Roseville Geometry & Construction builds in Math

Thursday, February 16th, 2012

Roseville High School teachers, Tyson Maytanes (Geometry) and Jeff Bailey (Industrial Technology), are co-teaching Geometry and Construction in an applied mathematics course where students learn practical application of math while building a house. The program was featured in the Roseville Press Tribune on 2-15-2012, Roseville High School students learn math by building a house — Geometry in Construction class teaches math concepts applied in real world.

The Sierra College STEM Collaborative has provided support to this applied mathematics project.

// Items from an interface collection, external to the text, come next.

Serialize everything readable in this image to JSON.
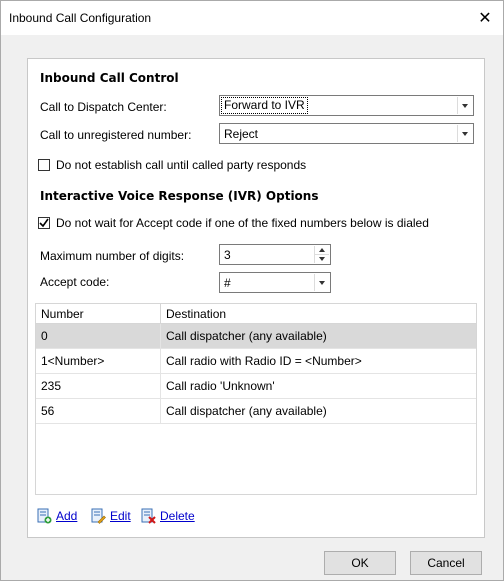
{
  "window": {
    "title": "Inbound Call Configuration",
    "close_glyph": "✕"
  },
  "inbound": {
    "heading": "Inbound Call Control",
    "dispatch_label": "Call to Dispatch Center:",
    "dispatch_value": "Forward to IVR",
    "unreg_label": "Call to unregistered number:",
    "unreg_value": "Reject",
    "establish_label": "Do not establish call until called party responds",
    "establish_checked": false
  },
  "ivr": {
    "heading": "Interactive Voice Response (IVR) Options",
    "nowait_label": "Do not wait for Accept code if one of the fixed numbers below is dialed",
    "nowait_checked": true,
    "maxdigits_label": "Maximum number of digits:",
    "maxdigits_value": "3",
    "accept_label": "Accept code:",
    "accept_value": "#"
  },
  "table": {
    "headers": [
      "Number",
      "Destination"
    ],
    "rows": [
      [
        "0",
        "Call dispatcher (any available)"
      ],
      [
        "1<Number>",
        "Call radio with Radio ID = <Number>"
      ],
      [
        "235",
        "Call radio 'Unknown'"
      ],
      [
        "56",
        "Call dispatcher (any available)"
      ]
    ],
    "selected_row": 0
  },
  "actions": {
    "add": "Add",
    "edit": "Edit",
    "delete": "Delete"
  },
  "buttons": {
    "ok": "OK",
    "cancel": "Cancel"
  },
  "colors": {
    "link": "#0000cc",
    "selected_row": "#d9d9d9"
  }
}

Learn more at www.rhsgeometryinconstruction.org.


Loomis News: Grant catapults Del Oro students

Friday, January 20th, 2012

Check out the 1/19/2012 issue of the Loomis News Grant catapults Del Oro students to see how Del Oro High School students are exploring Science, Technology, Engineering and Math (STEM) and benefiting from a partnership with the Sierra College Center for Applied Competitive Technologies (CACT). The students built Tech-Explorer catapults in a hands-on learning experience that introduces product development careers.


Colax Record: Students get taste of engineering in tech class

Friday, January 13th, 2012

On January 5, the Colfax Record reported “With the help and guidance of Sierra College staff, Colfax High teachers Christian Kinsey and Wade Wolff recreated the Tech Essentials class, which incorporates Fraction Contraption, created by Jonathon Schwartz. Fraction Contraption seeks to spark students’ interest in math with games and by making connections with math use. … Students had to fabricate a battery-operated car built on a chassis with a motherboard while using tools and programs on the Internet to design and draft the body.”

Read more at http://colfaxrecord.com/detail/196957.html